clinical intelligence for supply chain leadership

Medical supply economics in 2018 and beyond

In a time when quality of care impacts reimbursement and reimbursement affects quality care, all parties in the healthcare system feel the impact and...

10 unexpected realities nurses face

When I decided to become a nurse, I didn’t have a clue. I wasn’t aware of the educational options available to me, what nursing...

Harmonic inversion

Amazon executives spent the better part of the last few years researching and studying the healthcare industry – covertly and overtly – in an effort to learn how the company might venture to “do it better.” Let them.

Getting serious about infection prevention:Tips for evaluating your infection prevention screening needs Part Two

In last week’s post we examined the human and financial toll of hospital acquired infections (HAIs). Now let’s discuss what you can do to...

Getting serious about infection prevention: Tips for evaluating your infection prevention screening needs

One hospital acquired infection (HAI) at any given facility is too many.
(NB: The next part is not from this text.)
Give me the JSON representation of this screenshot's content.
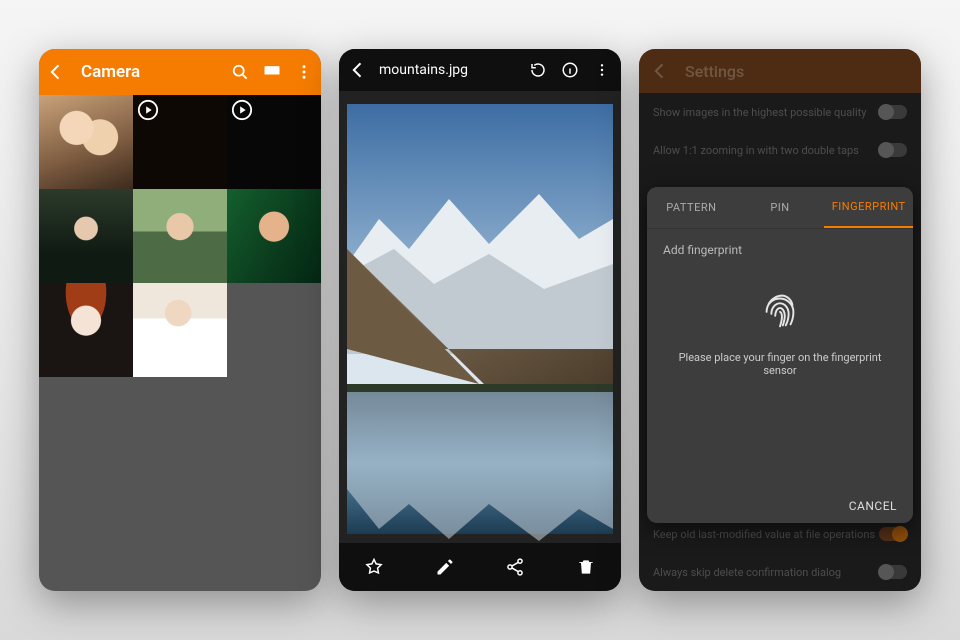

HAIs hurt hospital finances and reputations in so many ways it is...

Supply fidelis

Someone needs to lead the charge towards standards addoption and tracking implementations. HPN's Rick Dana Barlow has a suggestion...

How can we keep nurses from burning out?

While demand for nurses has long outpaced supply, the issue has reached a fever pitch in the past few years. The problem is twofold:...

Infection Prevention’s C-Suite spot

For the patient’s path to surgery, the OR represents the destination. Supply Chain and SPD represent the journey before and afterward – and everyone is accountable.

May is National High BP Education Month

When treating any disease, it is essential that the clinician and the patient are aligned and equally convinced on the need for change. Clinicians...

SPD beyond phenol phenom

Advocate Christ’s award-winning SPD team bills itself as doing “crucial work” in the “heart of the hospital.” To them, SPD stands for “Serving Patients Diligently.” This may be refreshingly atypical – but it shouldn’t be.